As a figure skater in her teens, Sandy Poiré, BComm 11, was faced with a choice.
The native of Thetford Mines, Que. had left her hometown at the age of 10 to live with a new family in Montreal and then Trois-Rivières. She worked with top coaches who groomed the likes of Joannie Rochette, the winner of a bronze medal at the 2010 Winter Olympics in Vancouver.
Now Poiré had to confront her own competitive prospects. Did she have a shot at Olympic glory?
“Skating had been my life up to that point,” says Poiré, “but I wasn’t necessarily on an upward trajectory. So I sat down with my father to discuss my future.”
Poiré’s father, the owner of a foundry and machine shop, was “extremely strict, in terms of grades and respect for time and money.” With his guidance and influence, she arrived at a difficult verdict.
“I decided to stop figure skating and go to an English CEGEP in Montreal. If I wanted to succeed in the business world, I needed to be fluent in the language of business.”
From the rink to the library
The decision changed her life. Poiré left the comforts of her support network and the sport she loved to enrol at Vanier College. She put in extra hours at the library to decipher her lectures and course material.
“The Woods interview was extremely stressful,” Poiré recalls, “because I didn’t have a lot of investment knowledge. Plus, it was in English.”
Poiré went on to distingush herself. She earned a place on the Dean’s List and was honoured with the David Abramson and Ron Meisels scholarships.
She was also involved with the Concordia chapter of the Golden Key International Honour Society and served on the John Molson Competition Committee. In 2008, she and KWPMP classmate Meaghen Annett, BComm 10, won the Ethics Case Competition, organized by the Eller College of Management at the University of Arizona.
As a KWPMP fund manager charged with a real-life portfolio, Poiré accumulated wisdom that she uses to this day as a senior investment officer on CN Investment Division’s (CNID) absolute return team.
“When I had to present to the Woods client committee, my approach was that I had nothing to lose,” says Poiré. “We were there to learn from top professionals in the industry and mistakes were part of the process. That was the whole point of the program.”
Top of the class
Poiré’s academic career at Concordia ended in spectacular fashion when she was named JMSB valedictorian. Her family was stunned.
“My dad didn’t understand the magnitude or why I was the only one up on stage at the lectern. He was speechless. It was such a privilege because just five years earlier, I barely spoke a word of English. I was proud of that accomplishment.”

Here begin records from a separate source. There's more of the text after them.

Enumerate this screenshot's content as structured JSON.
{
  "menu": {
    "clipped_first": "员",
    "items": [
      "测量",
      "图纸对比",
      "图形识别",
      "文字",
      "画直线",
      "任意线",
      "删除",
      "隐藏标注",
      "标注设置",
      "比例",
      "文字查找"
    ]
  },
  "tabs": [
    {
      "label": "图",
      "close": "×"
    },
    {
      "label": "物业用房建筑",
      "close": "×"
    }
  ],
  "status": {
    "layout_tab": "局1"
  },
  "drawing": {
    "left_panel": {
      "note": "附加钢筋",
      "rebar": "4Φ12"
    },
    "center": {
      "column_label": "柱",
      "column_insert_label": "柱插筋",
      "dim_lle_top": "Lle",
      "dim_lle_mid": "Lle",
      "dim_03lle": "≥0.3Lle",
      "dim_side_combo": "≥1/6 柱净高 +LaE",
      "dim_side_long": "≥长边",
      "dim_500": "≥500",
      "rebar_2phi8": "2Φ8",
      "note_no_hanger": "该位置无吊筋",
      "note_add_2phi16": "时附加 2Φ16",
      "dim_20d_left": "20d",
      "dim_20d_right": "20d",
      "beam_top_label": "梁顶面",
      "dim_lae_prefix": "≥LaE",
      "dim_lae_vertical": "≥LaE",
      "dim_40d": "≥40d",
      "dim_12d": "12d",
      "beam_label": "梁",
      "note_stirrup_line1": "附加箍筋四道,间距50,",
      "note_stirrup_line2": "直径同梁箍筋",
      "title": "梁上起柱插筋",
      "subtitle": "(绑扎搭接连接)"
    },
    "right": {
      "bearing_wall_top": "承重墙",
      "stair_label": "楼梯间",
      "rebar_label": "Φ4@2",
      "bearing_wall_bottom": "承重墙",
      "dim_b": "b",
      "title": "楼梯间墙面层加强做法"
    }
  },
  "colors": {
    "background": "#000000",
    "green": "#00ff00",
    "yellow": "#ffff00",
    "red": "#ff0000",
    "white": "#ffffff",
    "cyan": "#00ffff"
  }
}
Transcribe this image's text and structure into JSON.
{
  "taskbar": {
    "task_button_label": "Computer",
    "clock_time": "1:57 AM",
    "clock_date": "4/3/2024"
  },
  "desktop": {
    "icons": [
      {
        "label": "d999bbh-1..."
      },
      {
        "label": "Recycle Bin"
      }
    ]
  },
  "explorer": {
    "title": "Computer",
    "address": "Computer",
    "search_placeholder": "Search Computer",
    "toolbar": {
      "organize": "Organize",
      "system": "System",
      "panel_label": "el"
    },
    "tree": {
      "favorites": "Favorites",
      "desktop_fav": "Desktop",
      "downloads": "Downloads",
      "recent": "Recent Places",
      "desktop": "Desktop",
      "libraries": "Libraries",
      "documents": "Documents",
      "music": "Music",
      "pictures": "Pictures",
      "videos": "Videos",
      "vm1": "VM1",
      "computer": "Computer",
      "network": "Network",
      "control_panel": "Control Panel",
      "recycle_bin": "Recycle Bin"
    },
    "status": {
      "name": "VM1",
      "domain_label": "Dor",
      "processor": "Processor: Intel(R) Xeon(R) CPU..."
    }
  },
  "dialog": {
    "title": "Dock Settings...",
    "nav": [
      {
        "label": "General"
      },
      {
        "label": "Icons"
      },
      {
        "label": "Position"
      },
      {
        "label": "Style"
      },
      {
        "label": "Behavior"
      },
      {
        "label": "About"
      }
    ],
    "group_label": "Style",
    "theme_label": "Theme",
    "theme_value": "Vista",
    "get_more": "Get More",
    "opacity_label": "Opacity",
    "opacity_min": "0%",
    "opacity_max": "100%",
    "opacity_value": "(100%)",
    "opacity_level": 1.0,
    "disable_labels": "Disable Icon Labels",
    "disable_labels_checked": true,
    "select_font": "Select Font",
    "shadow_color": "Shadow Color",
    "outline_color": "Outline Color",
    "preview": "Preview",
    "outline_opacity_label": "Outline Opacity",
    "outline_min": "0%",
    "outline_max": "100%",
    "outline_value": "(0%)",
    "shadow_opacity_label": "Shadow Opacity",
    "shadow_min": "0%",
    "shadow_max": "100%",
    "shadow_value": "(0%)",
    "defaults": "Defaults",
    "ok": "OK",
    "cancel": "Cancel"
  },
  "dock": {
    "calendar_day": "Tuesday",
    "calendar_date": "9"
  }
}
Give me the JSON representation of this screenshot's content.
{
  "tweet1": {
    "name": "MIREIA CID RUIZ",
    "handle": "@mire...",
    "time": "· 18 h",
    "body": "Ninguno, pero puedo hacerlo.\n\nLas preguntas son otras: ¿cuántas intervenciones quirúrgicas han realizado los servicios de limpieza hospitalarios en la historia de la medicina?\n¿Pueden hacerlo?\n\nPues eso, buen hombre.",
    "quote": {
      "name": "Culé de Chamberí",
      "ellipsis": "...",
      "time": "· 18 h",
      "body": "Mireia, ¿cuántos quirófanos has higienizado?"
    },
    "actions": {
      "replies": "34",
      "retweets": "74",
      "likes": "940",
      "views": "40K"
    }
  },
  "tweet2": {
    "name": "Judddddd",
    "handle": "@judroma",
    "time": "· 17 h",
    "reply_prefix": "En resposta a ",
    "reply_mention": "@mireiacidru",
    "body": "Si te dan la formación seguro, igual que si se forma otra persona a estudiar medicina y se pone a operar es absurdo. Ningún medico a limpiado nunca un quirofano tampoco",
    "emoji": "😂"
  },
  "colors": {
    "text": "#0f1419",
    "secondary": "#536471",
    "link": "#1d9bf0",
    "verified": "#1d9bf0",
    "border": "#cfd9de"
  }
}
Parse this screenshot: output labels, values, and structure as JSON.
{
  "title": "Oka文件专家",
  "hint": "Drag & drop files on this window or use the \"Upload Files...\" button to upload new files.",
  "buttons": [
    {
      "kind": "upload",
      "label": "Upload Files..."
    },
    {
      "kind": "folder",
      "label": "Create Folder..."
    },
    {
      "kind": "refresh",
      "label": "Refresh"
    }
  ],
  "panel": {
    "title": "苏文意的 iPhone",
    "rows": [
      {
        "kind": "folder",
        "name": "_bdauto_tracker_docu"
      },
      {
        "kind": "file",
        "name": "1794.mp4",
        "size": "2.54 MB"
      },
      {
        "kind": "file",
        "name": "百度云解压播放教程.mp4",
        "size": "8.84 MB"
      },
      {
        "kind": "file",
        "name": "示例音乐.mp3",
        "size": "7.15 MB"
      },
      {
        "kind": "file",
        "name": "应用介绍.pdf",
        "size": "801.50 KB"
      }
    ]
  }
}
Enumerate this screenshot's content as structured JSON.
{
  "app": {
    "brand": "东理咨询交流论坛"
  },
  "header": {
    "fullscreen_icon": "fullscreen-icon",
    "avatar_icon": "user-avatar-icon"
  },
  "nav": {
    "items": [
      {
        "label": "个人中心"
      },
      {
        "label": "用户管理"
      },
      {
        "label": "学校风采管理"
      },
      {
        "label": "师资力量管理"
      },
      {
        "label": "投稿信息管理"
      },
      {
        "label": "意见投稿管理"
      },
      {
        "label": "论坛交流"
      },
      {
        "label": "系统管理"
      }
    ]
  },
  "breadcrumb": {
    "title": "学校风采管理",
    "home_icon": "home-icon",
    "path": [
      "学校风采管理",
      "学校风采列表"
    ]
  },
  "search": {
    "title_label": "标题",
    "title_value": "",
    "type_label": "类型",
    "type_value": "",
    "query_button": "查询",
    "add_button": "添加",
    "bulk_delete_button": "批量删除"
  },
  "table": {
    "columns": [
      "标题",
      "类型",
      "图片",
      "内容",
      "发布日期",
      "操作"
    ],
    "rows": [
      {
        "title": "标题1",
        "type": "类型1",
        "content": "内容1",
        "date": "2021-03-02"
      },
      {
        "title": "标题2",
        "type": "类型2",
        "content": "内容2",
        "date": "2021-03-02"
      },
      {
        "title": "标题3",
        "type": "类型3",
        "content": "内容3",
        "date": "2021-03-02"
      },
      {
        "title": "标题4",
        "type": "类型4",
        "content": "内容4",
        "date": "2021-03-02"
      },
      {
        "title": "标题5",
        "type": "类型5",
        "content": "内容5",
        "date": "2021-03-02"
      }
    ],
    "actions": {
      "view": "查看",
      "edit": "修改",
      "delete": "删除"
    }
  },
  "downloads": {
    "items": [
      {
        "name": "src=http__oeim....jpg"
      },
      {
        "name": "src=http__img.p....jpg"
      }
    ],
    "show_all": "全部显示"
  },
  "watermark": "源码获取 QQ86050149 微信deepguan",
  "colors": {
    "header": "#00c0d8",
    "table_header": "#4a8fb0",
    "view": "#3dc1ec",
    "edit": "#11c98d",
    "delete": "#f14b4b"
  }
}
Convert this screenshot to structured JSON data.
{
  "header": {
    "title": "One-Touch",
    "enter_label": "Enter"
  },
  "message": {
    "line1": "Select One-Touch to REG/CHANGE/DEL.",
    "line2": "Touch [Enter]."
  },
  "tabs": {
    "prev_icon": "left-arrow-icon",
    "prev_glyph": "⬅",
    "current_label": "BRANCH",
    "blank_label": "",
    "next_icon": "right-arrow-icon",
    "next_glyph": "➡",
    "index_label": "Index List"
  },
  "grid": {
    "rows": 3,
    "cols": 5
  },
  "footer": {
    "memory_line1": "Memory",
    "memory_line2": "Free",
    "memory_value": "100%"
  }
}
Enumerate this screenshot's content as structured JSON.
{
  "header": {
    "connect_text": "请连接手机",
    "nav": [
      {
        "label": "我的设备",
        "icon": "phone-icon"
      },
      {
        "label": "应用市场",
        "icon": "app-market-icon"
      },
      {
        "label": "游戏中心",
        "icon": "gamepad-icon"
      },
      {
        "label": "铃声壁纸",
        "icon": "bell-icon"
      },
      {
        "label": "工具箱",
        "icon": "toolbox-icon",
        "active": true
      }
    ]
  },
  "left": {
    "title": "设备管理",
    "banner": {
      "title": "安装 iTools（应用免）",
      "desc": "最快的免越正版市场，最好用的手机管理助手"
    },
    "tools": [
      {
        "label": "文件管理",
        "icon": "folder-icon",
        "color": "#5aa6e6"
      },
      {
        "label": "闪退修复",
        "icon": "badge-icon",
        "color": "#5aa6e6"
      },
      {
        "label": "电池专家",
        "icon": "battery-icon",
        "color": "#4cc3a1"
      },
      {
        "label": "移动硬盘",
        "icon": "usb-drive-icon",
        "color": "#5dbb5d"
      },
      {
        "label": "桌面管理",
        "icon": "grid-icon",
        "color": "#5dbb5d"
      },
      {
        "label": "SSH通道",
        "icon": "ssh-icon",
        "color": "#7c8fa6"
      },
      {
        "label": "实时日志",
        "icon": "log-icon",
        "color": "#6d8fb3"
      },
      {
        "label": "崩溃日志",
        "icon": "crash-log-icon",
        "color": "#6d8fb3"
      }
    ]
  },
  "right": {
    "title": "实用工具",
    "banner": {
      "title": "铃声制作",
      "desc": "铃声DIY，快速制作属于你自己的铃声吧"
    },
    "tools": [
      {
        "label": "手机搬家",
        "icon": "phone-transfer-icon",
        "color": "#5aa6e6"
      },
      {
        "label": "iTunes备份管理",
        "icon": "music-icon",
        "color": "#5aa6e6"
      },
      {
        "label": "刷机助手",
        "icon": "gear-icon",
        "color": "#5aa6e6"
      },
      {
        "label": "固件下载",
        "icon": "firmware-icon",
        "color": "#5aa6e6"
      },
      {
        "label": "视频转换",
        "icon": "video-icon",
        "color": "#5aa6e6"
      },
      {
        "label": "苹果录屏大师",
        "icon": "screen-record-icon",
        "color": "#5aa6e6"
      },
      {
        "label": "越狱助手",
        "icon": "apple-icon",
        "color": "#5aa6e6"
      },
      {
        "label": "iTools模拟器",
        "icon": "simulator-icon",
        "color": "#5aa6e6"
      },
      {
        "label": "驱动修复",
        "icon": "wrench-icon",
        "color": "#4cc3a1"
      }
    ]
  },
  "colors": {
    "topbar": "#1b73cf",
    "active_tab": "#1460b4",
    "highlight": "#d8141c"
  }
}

Strong mentorships outside of Concordia helped facilitate Poiré’s career.
Helen Beck, BComm 87, now executive vice-president and head of equity markets at Caisse de dépôt et placement du Québec, hired Poiré as an intern at CNID and then as a junior analyst at Jarislowsky Fraser.
“As solid a candidate as Sandy was on paper,” says Beck, “what stood out when I met her was her positive attitude, curiosity and energy.”
Marlene Puffer, the current president and CEO of CNID, has also had a formative impact. “She totally changed the culture at CNID and gave me a rare opportunity to change career paths at the company,” Poiré says admiringly.
“Sandy exemplifies the skill set that we look for in the investment industry,” says Puffer. “The Woods program laid an excellent foundation of theoretical and technical knowledge as well as practical experience that Sandy has translated into value-added returns in her roles at CNID. Her leadership and investment skills are both top-notch!”
While at CNID, Poiré became a CFA charterholder in 2014 and, in 2017, completed the accelerated MBA program at the Smith School of Business at Queen’s University.
She also pays it forward, primarily as a CFA Montreal board member and through initiatives like Women in Investment Management and Women in Capital Markets.
“What we often notice is that women start in finance and later switch to accountancy. We want to show the many career paths finance has to offer and how women can benefit an industry prone to male-centred groupthink.”
The ex-figure skater is still a strong proponent of athletics, most notably as a member of Cercle d’Influence de Fillactive, which encourages adolescent girls to stick with sports. It’s a value she hopes to pass on to her daughter, Rose Elizabeth.
In a nice Concordia coincidence, Poiré’s husband, Thomas Horvath, BComm 09, is also a KWPMP Calvin C. Potter Fellow.
So will Rose Elizabeth Horvath celebrate the 40th anniversary of the Woods program as a member of the class of 2040?
“We’ll see,” laughs Poiré. “She’ll decide for herself and we’ll support whatever she wants to do in life.”